Information provided>
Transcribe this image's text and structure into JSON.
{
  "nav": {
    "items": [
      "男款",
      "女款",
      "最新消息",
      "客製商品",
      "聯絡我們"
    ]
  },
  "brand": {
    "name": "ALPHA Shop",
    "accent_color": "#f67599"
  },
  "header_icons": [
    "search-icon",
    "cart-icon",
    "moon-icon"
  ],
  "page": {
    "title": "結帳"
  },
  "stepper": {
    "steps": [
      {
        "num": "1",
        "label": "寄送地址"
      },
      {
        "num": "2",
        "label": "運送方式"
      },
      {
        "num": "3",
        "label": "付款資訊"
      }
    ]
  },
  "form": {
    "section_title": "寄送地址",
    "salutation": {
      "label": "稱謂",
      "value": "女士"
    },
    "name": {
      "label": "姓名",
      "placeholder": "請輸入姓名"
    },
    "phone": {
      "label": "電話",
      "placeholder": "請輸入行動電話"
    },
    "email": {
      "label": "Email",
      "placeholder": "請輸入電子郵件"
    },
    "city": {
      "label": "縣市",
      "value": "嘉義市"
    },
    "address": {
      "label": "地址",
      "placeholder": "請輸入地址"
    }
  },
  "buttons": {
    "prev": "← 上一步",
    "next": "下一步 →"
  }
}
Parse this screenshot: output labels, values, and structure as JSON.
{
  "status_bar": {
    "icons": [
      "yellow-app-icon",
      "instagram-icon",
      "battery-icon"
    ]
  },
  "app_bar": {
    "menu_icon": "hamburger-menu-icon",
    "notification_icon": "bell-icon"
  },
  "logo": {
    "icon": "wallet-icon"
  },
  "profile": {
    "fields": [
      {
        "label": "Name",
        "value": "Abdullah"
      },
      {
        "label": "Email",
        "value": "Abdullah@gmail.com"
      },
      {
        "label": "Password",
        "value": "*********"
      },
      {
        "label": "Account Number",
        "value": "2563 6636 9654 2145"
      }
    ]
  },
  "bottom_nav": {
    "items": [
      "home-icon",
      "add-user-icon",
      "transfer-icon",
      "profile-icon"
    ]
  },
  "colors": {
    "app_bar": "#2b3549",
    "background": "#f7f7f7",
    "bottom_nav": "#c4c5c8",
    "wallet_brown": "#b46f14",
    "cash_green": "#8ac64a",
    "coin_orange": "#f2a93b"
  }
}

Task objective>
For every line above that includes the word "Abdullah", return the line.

Result of this task>
        "value": "Abdullah"
        "value": "Abdullah@gmail.com"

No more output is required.